* [Task to carry out]:
Reproduce what is written in the records below exactly, and leave out the images.

(Excerpts from an interface dataset)
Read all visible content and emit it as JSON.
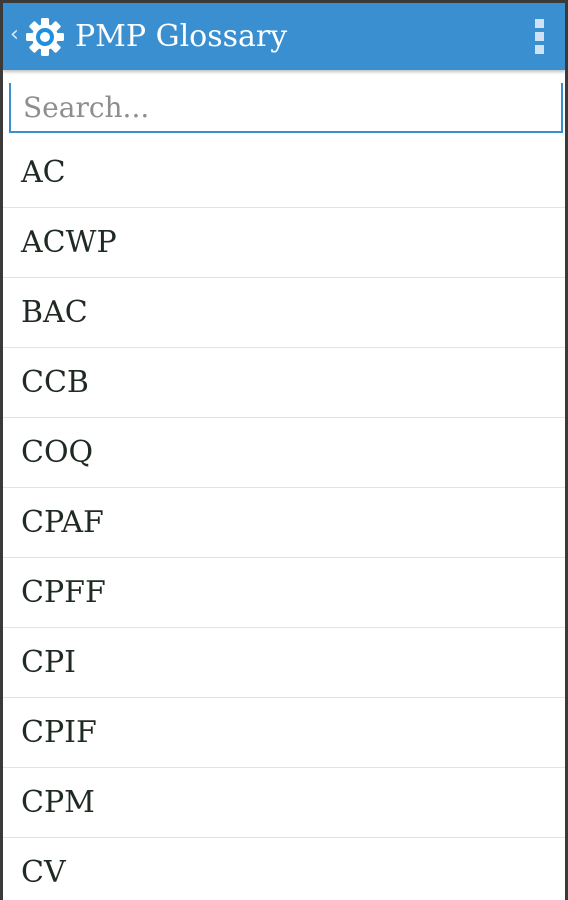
{
  "action_bar": {
    "title": "PMP Glossary",
    "up_glyph": "‹",
    "app_icon": "gear-icon",
    "overflow_icon": "more-vertical-icon",
    "color": "#3a8fd0"
  },
  "search": {
    "placeholder": "Search...",
    "value": ""
  },
  "glossary": {
    "items": [
      {
        "term": "AC"
      },
      {
        "term": "ACWP"
      },
      {
        "term": "BAC"
      },
      {
        "term": "CCB"
      },
      {
        "term": "COQ"
      },
      {
        "term": "CPAF"
      },
      {
        "term": "CPFF"
      },
      {
        "term": "CPI"
      },
      {
        "term": "CPIF"
      },
      {
        "term": "CPM"
      },
      {
        "term": "CV"
      }
    ]
  }
}
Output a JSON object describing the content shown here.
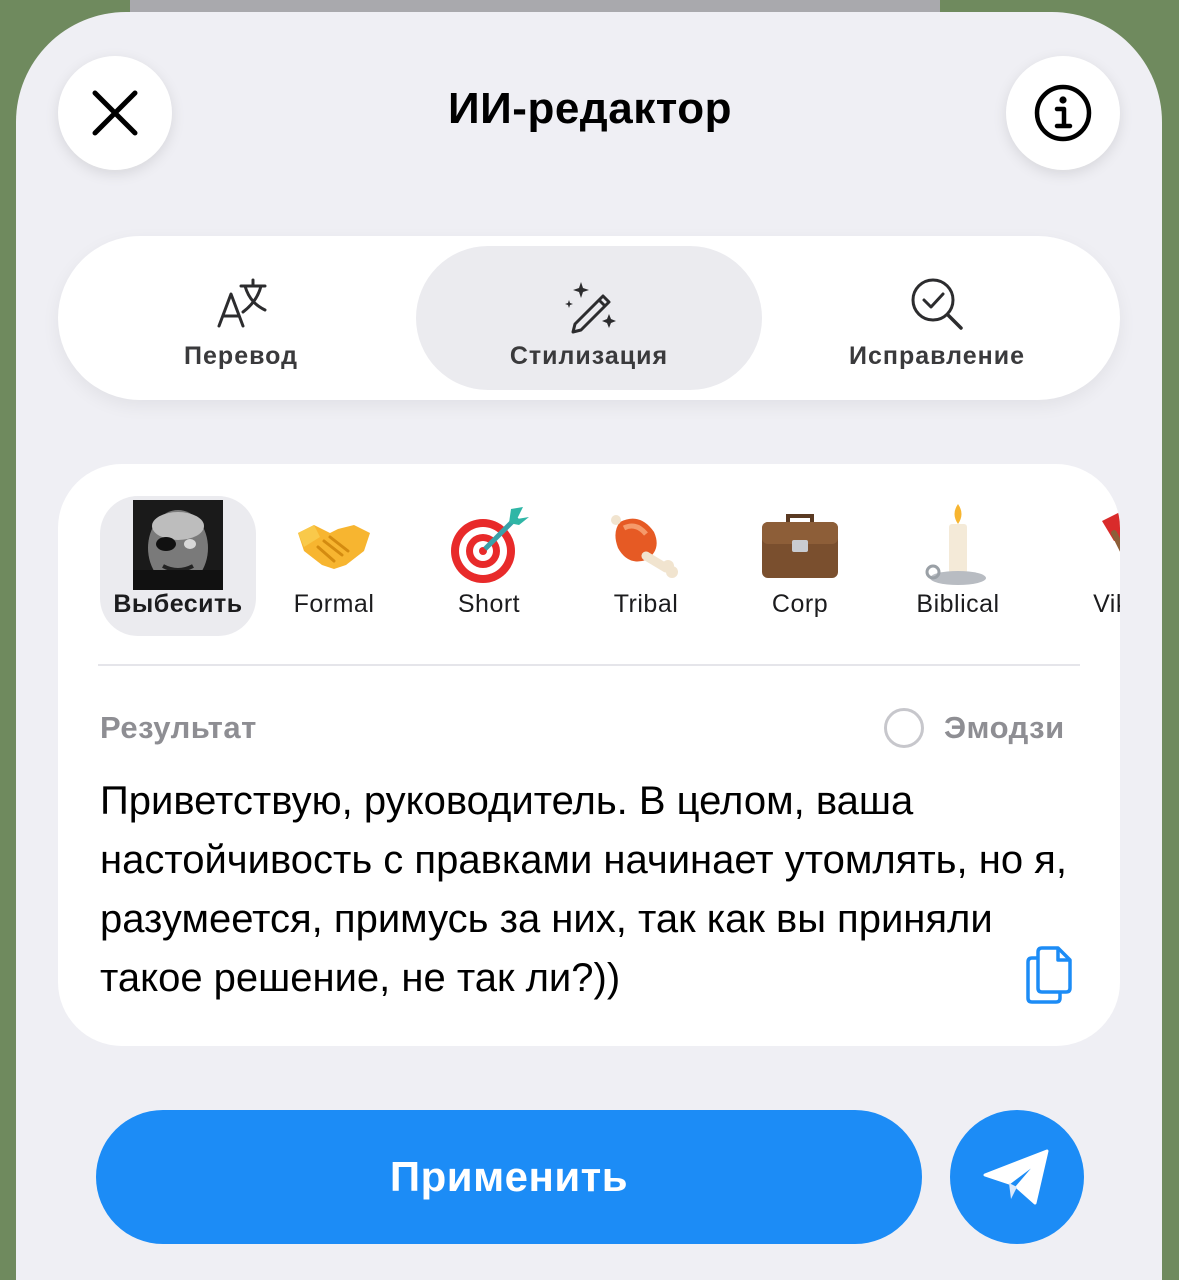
{
  "header": {
    "title": "ИИ-редактор",
    "close_icon": "close-icon",
    "info_icon": "info-icon"
  },
  "tabs": [
    {
      "label": "Перевод",
      "icon": "translate-icon",
      "active": false
    },
    {
      "label": "Стилизация",
      "icon": "magic-wand-icon",
      "active": true
    },
    {
      "label": "Исправление",
      "icon": "search-check-icon",
      "active": false
    }
  ],
  "styles": [
    {
      "label": "Выбесить",
      "icon": "face-avatar",
      "selected": true
    },
    {
      "label": "Formal",
      "icon": "handshake-icon",
      "selected": false
    },
    {
      "label": "Short",
      "icon": "dart-target-icon",
      "selected": false
    },
    {
      "label": "Tribal",
      "icon": "meat-icon",
      "selected": false
    },
    {
      "label": "Corp",
      "icon": "briefcase-icon",
      "selected": false
    },
    {
      "label": "Biblical",
      "icon": "candle-icon",
      "selected": false
    },
    {
      "label": "Viki",
      "icon": "axe-icon",
      "selected": false
    }
  ],
  "result": {
    "label": "Результат",
    "emoji_toggle_label": "Эмодзи",
    "emoji_enabled": false,
    "text": "Приветствую, руководитель. В целом, ваша настойчивость с правками начинает утомлять, но я, разумеется, примусь за них, так как вы приняли такое решение, не так ли?))"
  },
  "actions": {
    "apply_label": "Применить",
    "send_icon": "send-icon"
  },
  "colors": {
    "accent": "#1c8cf6",
    "sheet_background": "#efeff4",
    "card_background": "#ffffff",
    "secondary_text": "#8e8e93"
  }
}
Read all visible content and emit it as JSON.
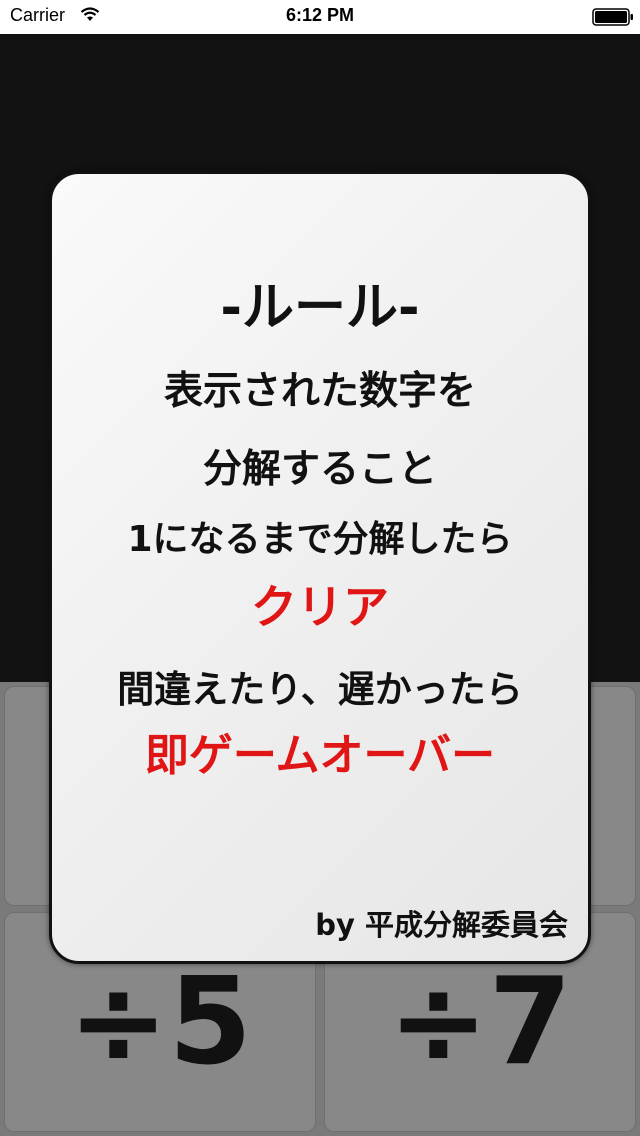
{
  "status_bar": {
    "carrier": "Carrier",
    "time": "6:12 PM",
    "wifi_icon": "wifi-icon",
    "battery_icon": "battery-icon"
  },
  "operation_pad": {
    "buttons": [
      {
        "label": "÷5"
      },
      {
        "label": "÷7"
      }
    ]
  },
  "rules": {
    "title": "-ルール-",
    "line1": "表示された数字を",
    "line2": "分解すること",
    "line3": "1になるまで分解したら",
    "clear": "クリア",
    "line4": "間違えたり、遅かったら",
    "gameover": "即ゲームオーバー",
    "credit": "by 平成分解委員会"
  },
  "colors": {
    "background": "#121212",
    "pad": "#7a7a7a",
    "accent_red": "#e01515",
    "card": "#f2f2f2"
  }
}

* [Answer space]:
Read all visible content and emit it as JSON.
{
  "action_bar": {
    "title": "PMP Glossary",
    "up_glyph": "‹",
    "app_icon": "gear-icon",
    "overflow_icon": "more-vertical-icon",
    "color": "#3a8fd0"
  },
  "search": {
    "placeholder": "Search...",
    "value": ""
  },
  "glossary": {
    "items": [
      {
        "term": "AC"
      },
      {
        "term": "ACWP"
      },
      {
        "term": "BAC"
      },
      {
        "term": "CCB"
      },
      {
        "term": "COQ"
      },
      {
        "term": "CPAF"
      },
      {
        "term": "CPFF"
      },
      {
        "term": "CPI"
      },
      {
        "term": "CPIF"
      },
      {
        "term": "CPM"
      },
      {
        "term": "CV"
      }
    ]
  }
}
Output a JSON object describing the content shown here.
{
  "header": {
    "title": "ИИ-редактор",
    "close_icon": "close-icon",
    "info_icon": "info-icon"
  },
  "tabs": [
    {
      "label": "Перевод",
      "icon": "translate-icon",
      "active": false
    },
    {
      "label": "Стилизация",
      "icon": "magic-wand-icon",
      "active": true
    },
    {
      "label": "Исправление",
      "icon": "search-check-icon",
      "active": false
    }
  ],
  "styles": [
    {
      "label": "Выбесить",
      "icon": "face-avatar",
      "selected": true
    },
    {
      "label": "Formal",
      "icon": "handshake-icon",
      "selected": false
    },
    {
      "label": "Short",
      "icon": "dart-target-icon",
      "selected": false
    },
    {
      "label": "Tribal",
      "icon": "meat-icon",
      "selected": false
    },
    {
      "label": "Corp",
      "icon": "briefcase-icon",
      "selected": false
    },
    {
      "label": "Biblical",
      "icon": "candle-icon",
      "selected": false
    },
    {
      "label": "Viki",
      "icon": "axe-icon",
      "selected": false
    }
  ],
  "result": {
    "label": "Результат",
    "emoji_toggle_label": "Эмодзи",
    "emoji_enabled": false,
    "text": "Приветствую, руководитель. В целом, ваша настойчивость с правками начинает утомлять, но я, разумеется, примусь за них, так как вы приняли такое решение, не так ли?))"
  },
  "actions": {
    "apply_label": "Применить",
    "send_icon": "send-icon"
  },
  "colors": {
    "accent": "#1c8cf6",
    "sheet_background": "#efeff4",
    "card_background": "#ffffff",
    "secondary_text": "#8e8e93"
  }
}
Read all visible content and emit it as JSON.
{
  "status_bar": {
    "carrier": "Carrier",
    "time": "6:12 PM",
    "wifi_icon": "wifi-icon",
    "battery_icon": "battery-icon"
  },
  "operation_pad": {
    "buttons": [
      {
        "label": "÷5"
      },
      {
        "label": "÷7"
      }
    ]
  },
  "rules": {
    "title": "-ルール-",
    "line1": "表示された数字を",
    "line2": "分解すること",
    "line3": "1になるまで分解したら",
    "clear": "クリア",
    "line4": "間違えたり、遅かったら",
    "gameover": "即ゲームオーバー",
    "credit": "by 平成分解委員会"
  },
  "colors": {
    "background": "#121212",
    "pad": "#7a7a7a",
    "accent_red": "#e01515",
    "card": "#f2f2f2"
  }
}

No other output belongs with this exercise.